Wycliff Palu, the storming No 8 for the Waratahs, comes to mind.
He looks a shadow of his former self, though that is probably due more to recurring injury than anything else.
The Reds have been hit by injuries too but their biggest disappointment this season has been halfback Will Genia. Without Quade Cooper outside him to keep defenders guessing, Genia hasn't been able to impose himself on games and on opponents - and he has looked downright hesitant and vulnerable sometimes; yet we know what he can do.
Crack winger Digby Ioane is another playing well below his best and looking out of sorts.
Overall, the Australians look a bit weak. I know it is post-World Cup year; that some players have moved on; and that injuries are hitting hard in some cases - but it isn't just that.
They don't seem to have a lot of oomph in the front row still - though the Brumbies trio of hooker Stephen Moore and props Ben Alexander and Dan Palmer are doing well.
There is similarly not much to be worried about in their second row and a lot of their back play has been only solid, at best, although Berrick Barnes has shown flashes of form for the Waratahs.
About the only position where they are doing well is flanker.
Scott Higginbotham of the Reds would be about the best Australian player on view at the moment and I have noticed the Aussies have found a couple more good loosies to stand alongside David Pocock at 7.
This young lad Michael Hooper of the Brumbies and Liam Gill of the Reds seem promising.
The Wallabies will need them - this is a position where players get broken regularly.

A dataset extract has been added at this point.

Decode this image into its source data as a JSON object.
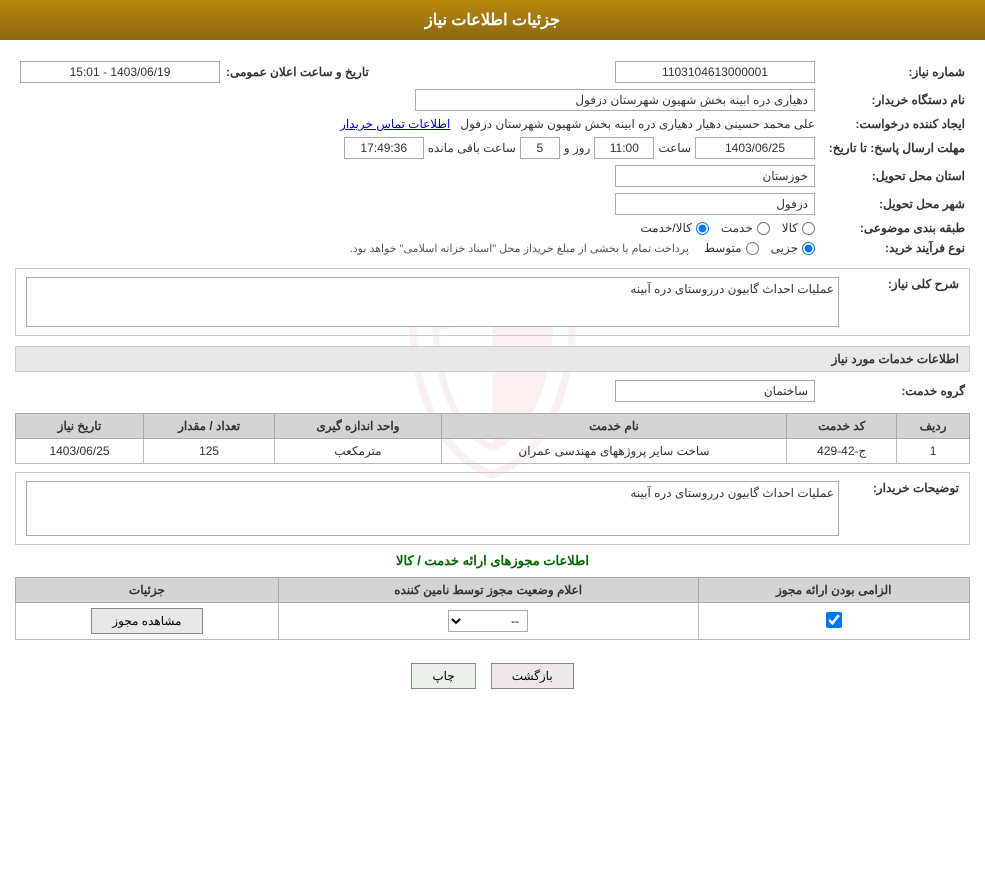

You also can't translate Super Rugby form into internationals, of course. I have always said that - but that lack of combinations could hurt the Wallabies this year.
If you've lost a match to an Australian team so far this season, you know you're having a bad run - right, Blues?
I shouldn't say that, as the Highlanders lost to the Brumbies - but at least that was an away match and the Highlanders had a rare bad day at the office.